Information:

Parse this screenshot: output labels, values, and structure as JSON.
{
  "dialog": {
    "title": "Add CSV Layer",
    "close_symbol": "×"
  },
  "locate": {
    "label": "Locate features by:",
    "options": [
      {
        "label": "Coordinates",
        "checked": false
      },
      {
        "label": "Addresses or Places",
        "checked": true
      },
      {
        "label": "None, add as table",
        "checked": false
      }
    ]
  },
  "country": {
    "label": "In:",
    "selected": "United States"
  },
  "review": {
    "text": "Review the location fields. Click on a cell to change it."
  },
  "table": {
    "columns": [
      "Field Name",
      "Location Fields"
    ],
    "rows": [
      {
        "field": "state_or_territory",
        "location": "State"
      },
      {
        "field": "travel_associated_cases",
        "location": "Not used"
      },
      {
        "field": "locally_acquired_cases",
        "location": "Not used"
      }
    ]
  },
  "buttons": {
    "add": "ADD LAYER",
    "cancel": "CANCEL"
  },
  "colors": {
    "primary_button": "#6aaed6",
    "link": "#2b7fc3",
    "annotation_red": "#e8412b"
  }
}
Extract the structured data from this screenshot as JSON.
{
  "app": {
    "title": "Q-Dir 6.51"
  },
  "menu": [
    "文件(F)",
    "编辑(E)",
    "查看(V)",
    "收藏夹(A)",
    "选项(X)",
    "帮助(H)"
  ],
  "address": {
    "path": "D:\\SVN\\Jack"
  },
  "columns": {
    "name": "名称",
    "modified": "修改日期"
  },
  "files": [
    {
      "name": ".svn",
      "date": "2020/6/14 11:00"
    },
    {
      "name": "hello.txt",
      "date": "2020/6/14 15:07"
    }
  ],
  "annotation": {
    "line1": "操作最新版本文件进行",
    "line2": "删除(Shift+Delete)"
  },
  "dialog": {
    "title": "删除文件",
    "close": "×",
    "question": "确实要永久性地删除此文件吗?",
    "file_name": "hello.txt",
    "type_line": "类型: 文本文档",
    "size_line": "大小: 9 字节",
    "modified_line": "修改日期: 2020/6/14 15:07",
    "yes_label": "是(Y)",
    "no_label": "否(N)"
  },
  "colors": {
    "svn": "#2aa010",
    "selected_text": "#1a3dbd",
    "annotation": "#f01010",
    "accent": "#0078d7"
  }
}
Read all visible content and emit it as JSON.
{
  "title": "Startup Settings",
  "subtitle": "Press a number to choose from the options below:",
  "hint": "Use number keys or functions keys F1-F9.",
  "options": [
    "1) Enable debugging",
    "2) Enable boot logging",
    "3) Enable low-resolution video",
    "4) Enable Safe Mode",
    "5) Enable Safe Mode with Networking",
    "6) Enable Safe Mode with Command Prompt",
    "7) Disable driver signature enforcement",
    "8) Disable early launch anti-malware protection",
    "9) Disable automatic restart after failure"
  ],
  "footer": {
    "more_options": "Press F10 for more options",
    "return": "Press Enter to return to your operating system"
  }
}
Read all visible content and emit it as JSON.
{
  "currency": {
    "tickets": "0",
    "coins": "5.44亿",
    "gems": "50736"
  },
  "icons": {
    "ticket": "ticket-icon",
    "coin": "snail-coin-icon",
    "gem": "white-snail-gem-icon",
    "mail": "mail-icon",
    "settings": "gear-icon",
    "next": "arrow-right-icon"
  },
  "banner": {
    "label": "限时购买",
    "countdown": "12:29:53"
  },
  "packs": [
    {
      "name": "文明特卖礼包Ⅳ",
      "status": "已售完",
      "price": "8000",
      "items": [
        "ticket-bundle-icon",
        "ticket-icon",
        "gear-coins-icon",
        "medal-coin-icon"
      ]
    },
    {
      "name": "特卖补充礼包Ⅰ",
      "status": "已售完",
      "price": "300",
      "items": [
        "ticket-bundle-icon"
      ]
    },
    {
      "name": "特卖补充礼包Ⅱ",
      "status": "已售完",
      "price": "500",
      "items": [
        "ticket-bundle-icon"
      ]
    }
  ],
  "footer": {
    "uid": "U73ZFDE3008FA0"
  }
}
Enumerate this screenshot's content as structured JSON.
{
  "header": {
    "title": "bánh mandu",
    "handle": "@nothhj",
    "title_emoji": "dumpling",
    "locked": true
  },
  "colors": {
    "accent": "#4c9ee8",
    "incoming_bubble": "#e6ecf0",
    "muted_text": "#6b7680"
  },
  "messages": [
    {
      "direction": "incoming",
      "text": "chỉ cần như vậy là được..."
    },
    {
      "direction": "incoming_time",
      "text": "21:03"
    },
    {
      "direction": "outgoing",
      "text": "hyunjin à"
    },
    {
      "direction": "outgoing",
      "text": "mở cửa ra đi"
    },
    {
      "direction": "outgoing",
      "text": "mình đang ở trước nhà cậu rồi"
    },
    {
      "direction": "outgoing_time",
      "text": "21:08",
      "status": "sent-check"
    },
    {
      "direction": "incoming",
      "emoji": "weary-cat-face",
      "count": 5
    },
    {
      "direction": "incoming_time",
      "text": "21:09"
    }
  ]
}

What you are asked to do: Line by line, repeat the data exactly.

Output of the exercise:
Parse this screenshot: output labels, values, and structure as JSON.
{
  "dialog": {
    "title": "Add CSV Layer",
    "close_symbol": "×"
  },
  "locate": {
    "label": "Locate features by:",
    "options": [
      {
        "label": "Coordinates",
        "checked": false
      },
      {
        "label": "Addresses or Places",
        "checked": true
      },
      {
        "label": "None, add as table",
        "checked": false
      }
    ]
  },
  "country": {
    "label": "In:",
    "selected": "United States"
  },
  "review": {
    "text": "Review the location fields. Click on a cell to change it."
  },
  "table": {
    "columns": [
      "Field Name",
      "Location Fields"
    ],
    "rows": [
      {
        "field": "state_or_territory",
        "location": "State"
      },
      {
        "field": "travel_associated_cases",
        "location": "Not used"
      },
      {
        "field": "locally_acquired_cases",
        "location": "Not used"
      }
    ]
  },
  "buttons": {
    "add": "ADD LAYER",
    "cancel": "CANCEL"
  },
  "colors": {
    "primary_button": "#6aaed6",
    "link": "#2b7fc3",
    "annotation_red": "#e8412b"
  }
}
Extract the structured data from this screenshot as JSON.
{
  "app": {
    "title": "Q-Dir 6.51"
  },
  "menu": [
    "文件(F)",
    "编辑(E)",
    "查看(V)",
    "收藏夹(A)",
    "选项(X)",
    "帮助(H)"
  ],
  "address": {
    "path": "D:\\SVN\\Jack"
  },
  "columns": {
    "name": "名称",
    "modified": "修改日期"
  },
  "files": [
    {
      "name": ".svn",
      "date": "2020/6/14 11:00"
    },
    {
      "name": "hello.txt",
      "date": "2020/6/14 15:07"
    }
  ],
  "annotation": {
    "line1": "操作最新版本文件进行",
    "line2": "删除(Shift+Delete)"
  },
  "dialog": {
    "title": "删除文件",
    "close": "×",
    "question": "确实要永久性地删除此文件吗?",
    "file_name": "hello.txt",
    "type_line": "类型: 文本文档",
    "size_line": "大小: 9 字节",
    "modified_line": "修改日期: 2020/6/14 15:07",
    "yes_label": "是(Y)",
    "no_label": "否(N)"
  },
  "colors": {
    "svn": "#2aa010",
    "selected_text": "#1a3dbd",
    "annotation": "#f01010",
    "accent": "#0078d7"
  }
}
Read all visible content and emit it as JSON.
{
  "title": "Startup Settings",
  "subtitle": "Press a number to choose from the options below:",
  "hint": "Use number keys or functions keys F1-F9.",
  "options": [
    "1) Enable debugging",
    "2) Enable boot logging",
    "3) Enable low-resolution video",
    "4) Enable Safe Mode",
    "5) Enable Safe Mode with Networking",
    "6) Enable Safe Mode with Command Prompt",
    "7) Disable driver signature enforcement",
    "8) Disable early launch anti-malware protection",
    "9) Disable automatic restart after failure"
  ],
  "footer": {
    "more_options": "Press F10 for more options",
    "return": "Press Enter to return to your operating system"
  }
}
Read all visible content and emit it as JSON.
{
  "currency": {
    "tickets": "0",
    "coins": "5.44亿",
    "gems": "50736"
  },
  "icons": {
    "ticket": "ticket-icon",
    "coin": "snail-coin-icon",
    "gem": "white-snail-gem-icon",
    "mail": "mail-icon",
    "settings": "gear-icon",
    "next": "arrow-right-icon"
  },
  "banner": {
    "label": "限时购买",
    "countdown": "12:29:53"
  },
  "packs": [
    {
      "name": "文明特卖礼包Ⅳ",
      "status": "已售完",
      "price": "8000",
      "items": [
        "ticket-bundle-icon",
        "ticket-icon",
        "gear-coins-icon",
        "medal-coin-icon"
      ]
    },
    {
      "name": "特卖补充礼包Ⅰ",
      "status": "已售完",
      "price": "300",
      "items": [
        "ticket-bundle-icon"
      ]
    },
    {
      "name": "特卖补充礼包Ⅱ",
      "status": "已售完",
      "price": "500",
      "items": [
        "ticket-bundle-icon"
      ]
    }
  ],
  "footer": {
    "uid": "U73ZFDE3008FA0"
  }
}
Enumerate this screenshot's content as structured JSON.
{
  "header": {
    "title": "bánh mandu",
    "handle": "@nothhj",
    "title_emoji": "dumpling",
    "locked": true
  },
  "colors": {
    "accent": "#4c9ee8",
    "incoming_bubble": "#e6ecf0",
    "muted_text": "#6b7680"
  },
  "messages": [
    {
      "direction": "incoming",
      "text": "chỉ cần như vậy là được..."
    },
    {
      "direction": "incoming_time",
      "text": "21:03"
    },
    {
      "direction": "outgoing",
      "text": "hyunjin à"
    },
    {
      "direction": "outgoing",
      "text": "mở cửa ra đi"
    },
    {
      "direction": "outgoing",
      "text": "mình đang ở trước nhà cậu rồi"
    },
    {
      "direction": "outgoing_time",
      "text": "21:08",
      "status": "sent-check"
    },
    {
      "direction": "incoming",
      "emoji": "weary-cat-face",
      "count": 5
    },
    {
      "direction": "incoming_time",
      "text": "21:09"
    }
  ]
}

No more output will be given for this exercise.